The reason for doing this is that heavy compression on drums can sound good but can also cause a major loss of transients and attack. Blending heavily and lightly compressed drum buses yields the best of both worlds.
Pentagon has been around in the soft synth world for a long time. If you’re a SONAR user you’re probably familiar with its prowess as an analogue modeling synth. What you might not be familiar with, though, is that it can be used as a vocoder, too.
Check out the CakeTV video below on how to setup and use Pentagon as a vocoder.
Keyboard Shortcuts are at the heart of any DAW’s workflow, and SONAR X1 is no exception. And the QWERTY keyboard is still the central way in which we use those shortcuts and interface with our DAWs in general.

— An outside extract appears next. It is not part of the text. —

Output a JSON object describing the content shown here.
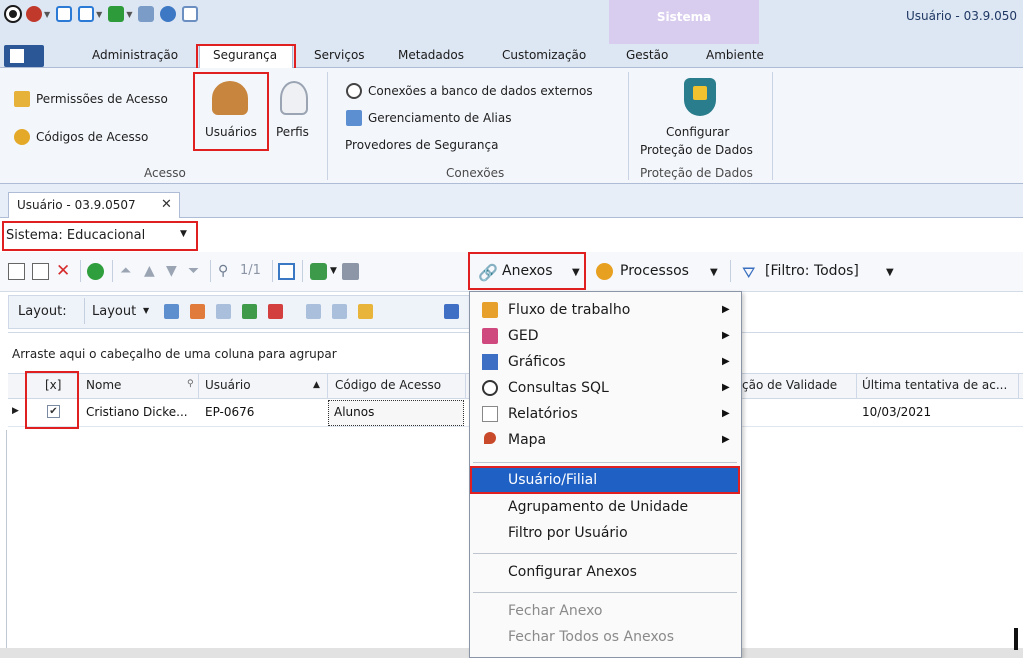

Traditional keyboards aren’t labelled for anything other than a particular language. However, the custom made, slimline, SONAR X1 LogicKeyboard has SONAR’s default Keyboard Shortcuts printed right onto its 125 multi-colored keys.
When we designed SONAR X1 we took many of the old, not-so-logically organized Shortcuts, threw them onto the table, and reorganized them into Shortcuts that we thought would be not only easier to remember, but also into groups of like Shortcuts that go together, which we call Key Clusters.

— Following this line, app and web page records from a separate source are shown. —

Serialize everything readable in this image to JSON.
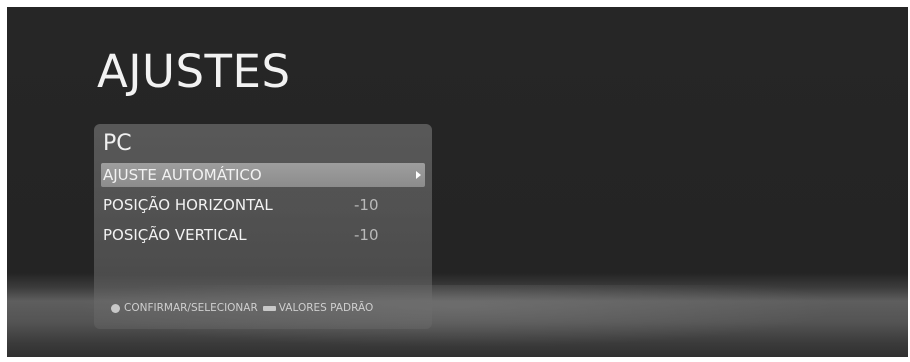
{
  "screen": {
    "title": "AJUSTES"
  },
  "panel": {
    "title": "PC",
    "items": [
      {
        "label": "AJUSTE AUTOMÁTICO",
        "value": "",
        "selected": true
      },
      {
        "label": "POSIÇÃO HORIZONTAL",
        "value": "-10",
        "selected": false
      },
      {
        "label": "POSIÇÃO VERTICAL",
        "value": "-10",
        "selected": false
      }
    ],
    "hints": {
      "confirm_label": "CONFIRMAR/SELECIONAR",
      "confirm_icon": "circle-button-icon",
      "defaults_label": "VALORES PADRÃO",
      "defaults_icon": "rect-button-icon"
    }
  },
  "colors": {
    "background": "#262626",
    "selected_row": "#969696",
    "text": "#f2f2f2",
    "value_text": "#b9b9b9"
  }
}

A couple of years ago we started SONAR University with a bang by releasing a fourty-plus minute long Master Class on drum production. Since then we’ve released two more Master Classes and dozens of Get Started and Go Deeper videos. And right now we’ve got one more Master Class video in the works.
Our first three master classes were released when YouTube had limits on video length. It started at ten minutes and eventually became fifteen minutes, but we were forced to break up our Master Classes into multi-part videos since they all were longer than fifteen minutes.
Thanks to YouTube now allowing videos of any length to live on their site, and in anticipation of the release of our next Master Class, we’ve decided to refresh our original three Master Classes as single, individual videos. Now you can watch them from start to finish with no interruption. Enjoy, and stay tuned for the release of the next Master Class.
Last week Brandon Ryan and I hosted our second CakeTV Live webinar on music production with SONAR X1. Broadcast live over the internet from Burbank, CA, this latest installment of CakeTV Live was every bit a success as the first CakeTV Live webinar. With a steady 240+ viewers this time from all over the world, we had a steady stream of great questions coming in throughout the demo.
Of course, we understand that many of you couldn’t make it to the live broadcast, so we’ve uploaded the video to YouTube for your viewing pleasure. This hefty video weighs in at one hour and forty minutes and is loaded with music production workflow techniques straight from Brandon Ryan’s bag of tricks.